Interface dataset entries:
· · · · · · ·
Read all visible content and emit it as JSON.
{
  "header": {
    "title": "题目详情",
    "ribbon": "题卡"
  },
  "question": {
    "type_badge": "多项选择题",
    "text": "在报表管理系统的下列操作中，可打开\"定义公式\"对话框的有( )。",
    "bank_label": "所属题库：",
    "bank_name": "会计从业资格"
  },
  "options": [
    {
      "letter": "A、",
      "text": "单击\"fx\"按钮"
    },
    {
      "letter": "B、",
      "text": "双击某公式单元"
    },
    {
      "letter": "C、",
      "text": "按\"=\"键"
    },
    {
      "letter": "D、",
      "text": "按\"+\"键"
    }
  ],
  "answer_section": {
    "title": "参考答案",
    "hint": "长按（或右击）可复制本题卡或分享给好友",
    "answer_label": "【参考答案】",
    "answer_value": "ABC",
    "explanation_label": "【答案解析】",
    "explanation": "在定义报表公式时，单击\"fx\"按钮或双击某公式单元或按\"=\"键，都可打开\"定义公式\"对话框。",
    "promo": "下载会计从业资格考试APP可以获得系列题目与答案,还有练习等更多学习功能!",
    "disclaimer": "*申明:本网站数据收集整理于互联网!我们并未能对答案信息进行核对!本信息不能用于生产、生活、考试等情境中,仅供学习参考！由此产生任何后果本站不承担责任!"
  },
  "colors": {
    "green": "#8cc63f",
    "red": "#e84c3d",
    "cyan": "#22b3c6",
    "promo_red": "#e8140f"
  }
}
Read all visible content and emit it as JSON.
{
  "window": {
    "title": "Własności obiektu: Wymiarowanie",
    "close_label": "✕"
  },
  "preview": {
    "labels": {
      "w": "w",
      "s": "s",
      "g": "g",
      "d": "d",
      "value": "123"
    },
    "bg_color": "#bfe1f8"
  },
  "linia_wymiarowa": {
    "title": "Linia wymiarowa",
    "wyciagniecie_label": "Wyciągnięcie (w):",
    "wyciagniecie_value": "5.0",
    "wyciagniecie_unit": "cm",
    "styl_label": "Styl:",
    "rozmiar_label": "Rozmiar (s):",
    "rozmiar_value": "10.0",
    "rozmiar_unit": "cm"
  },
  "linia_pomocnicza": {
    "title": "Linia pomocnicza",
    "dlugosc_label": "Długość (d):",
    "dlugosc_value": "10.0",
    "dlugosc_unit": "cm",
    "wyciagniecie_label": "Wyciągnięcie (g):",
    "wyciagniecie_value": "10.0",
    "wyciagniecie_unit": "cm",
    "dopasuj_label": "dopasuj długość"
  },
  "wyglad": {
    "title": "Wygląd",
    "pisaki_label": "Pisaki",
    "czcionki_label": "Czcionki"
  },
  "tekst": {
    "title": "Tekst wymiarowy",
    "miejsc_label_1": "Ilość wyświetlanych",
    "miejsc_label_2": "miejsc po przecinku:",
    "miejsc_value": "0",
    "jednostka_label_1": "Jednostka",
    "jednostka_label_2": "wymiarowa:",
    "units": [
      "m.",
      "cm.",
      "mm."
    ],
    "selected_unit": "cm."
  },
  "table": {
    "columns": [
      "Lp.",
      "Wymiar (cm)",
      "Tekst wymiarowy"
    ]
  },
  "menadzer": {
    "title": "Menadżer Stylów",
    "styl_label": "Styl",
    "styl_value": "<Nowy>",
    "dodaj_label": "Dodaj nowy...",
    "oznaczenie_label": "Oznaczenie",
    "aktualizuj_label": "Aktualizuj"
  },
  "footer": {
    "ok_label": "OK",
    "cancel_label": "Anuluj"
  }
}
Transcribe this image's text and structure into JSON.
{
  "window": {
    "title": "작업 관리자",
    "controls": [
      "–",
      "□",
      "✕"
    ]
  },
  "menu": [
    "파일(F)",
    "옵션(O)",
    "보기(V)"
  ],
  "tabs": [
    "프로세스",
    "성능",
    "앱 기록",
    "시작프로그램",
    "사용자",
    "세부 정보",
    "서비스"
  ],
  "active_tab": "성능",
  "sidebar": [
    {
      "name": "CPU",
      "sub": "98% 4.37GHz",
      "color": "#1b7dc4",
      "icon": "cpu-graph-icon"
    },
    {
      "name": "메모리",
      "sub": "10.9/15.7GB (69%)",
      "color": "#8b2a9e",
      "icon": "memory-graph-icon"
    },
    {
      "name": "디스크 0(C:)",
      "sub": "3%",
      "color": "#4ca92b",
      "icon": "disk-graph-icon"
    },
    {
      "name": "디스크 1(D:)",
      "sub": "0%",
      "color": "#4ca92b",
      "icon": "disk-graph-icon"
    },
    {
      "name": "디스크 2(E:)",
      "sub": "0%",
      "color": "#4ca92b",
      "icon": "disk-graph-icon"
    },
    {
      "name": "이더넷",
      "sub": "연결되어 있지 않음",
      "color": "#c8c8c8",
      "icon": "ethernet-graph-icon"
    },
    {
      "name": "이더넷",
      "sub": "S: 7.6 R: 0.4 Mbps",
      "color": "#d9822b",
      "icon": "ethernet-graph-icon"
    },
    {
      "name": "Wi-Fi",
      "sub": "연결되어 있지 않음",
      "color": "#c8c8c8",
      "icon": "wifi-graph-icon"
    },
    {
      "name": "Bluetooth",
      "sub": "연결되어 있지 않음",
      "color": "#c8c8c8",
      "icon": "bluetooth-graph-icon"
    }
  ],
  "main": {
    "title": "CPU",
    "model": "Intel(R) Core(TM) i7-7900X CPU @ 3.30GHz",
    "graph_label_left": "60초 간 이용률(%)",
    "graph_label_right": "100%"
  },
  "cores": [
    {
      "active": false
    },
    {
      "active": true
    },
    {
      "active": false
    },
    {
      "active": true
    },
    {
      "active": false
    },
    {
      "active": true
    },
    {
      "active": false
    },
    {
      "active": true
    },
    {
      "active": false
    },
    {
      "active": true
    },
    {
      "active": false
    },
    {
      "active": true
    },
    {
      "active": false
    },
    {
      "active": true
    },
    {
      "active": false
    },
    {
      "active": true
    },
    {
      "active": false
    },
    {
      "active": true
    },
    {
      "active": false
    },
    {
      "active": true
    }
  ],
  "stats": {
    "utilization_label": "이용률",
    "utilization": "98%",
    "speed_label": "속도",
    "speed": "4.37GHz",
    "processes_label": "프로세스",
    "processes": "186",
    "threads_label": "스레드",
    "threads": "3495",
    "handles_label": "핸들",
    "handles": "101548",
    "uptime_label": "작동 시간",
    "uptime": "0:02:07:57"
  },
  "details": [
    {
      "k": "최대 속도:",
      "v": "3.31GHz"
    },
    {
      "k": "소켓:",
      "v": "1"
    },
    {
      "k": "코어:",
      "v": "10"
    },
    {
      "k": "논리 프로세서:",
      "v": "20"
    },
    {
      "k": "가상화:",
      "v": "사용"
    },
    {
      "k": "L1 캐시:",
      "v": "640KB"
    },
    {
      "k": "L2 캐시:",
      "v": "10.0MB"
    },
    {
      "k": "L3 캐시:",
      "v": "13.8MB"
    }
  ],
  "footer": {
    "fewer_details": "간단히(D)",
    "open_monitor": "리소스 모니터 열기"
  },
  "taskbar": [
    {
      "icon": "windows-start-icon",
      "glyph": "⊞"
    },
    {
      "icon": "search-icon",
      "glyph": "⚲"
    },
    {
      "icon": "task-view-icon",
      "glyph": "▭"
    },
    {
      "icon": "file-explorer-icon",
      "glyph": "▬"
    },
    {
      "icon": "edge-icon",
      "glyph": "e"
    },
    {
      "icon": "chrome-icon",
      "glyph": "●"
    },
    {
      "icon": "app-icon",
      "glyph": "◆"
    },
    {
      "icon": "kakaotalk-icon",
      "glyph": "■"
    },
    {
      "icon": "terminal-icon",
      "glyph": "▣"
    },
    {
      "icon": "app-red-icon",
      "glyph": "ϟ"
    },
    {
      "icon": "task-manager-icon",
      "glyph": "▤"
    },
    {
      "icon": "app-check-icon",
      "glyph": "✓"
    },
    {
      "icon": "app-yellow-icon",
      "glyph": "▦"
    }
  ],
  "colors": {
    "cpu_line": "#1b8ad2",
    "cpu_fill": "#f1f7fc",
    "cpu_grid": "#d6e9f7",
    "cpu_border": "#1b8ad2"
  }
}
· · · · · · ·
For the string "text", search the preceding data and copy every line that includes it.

    "text": "在报表管理系统的下列操作中，可打开\"定义公式\"对话框的有( )。",
      "text": "单击\"fx\"按钮"
      "text": "双击某公式单元"
      "text": "按\"=\"键"
      "text": "按\"+\"键"
Transcribe this image's text and structure into JSON.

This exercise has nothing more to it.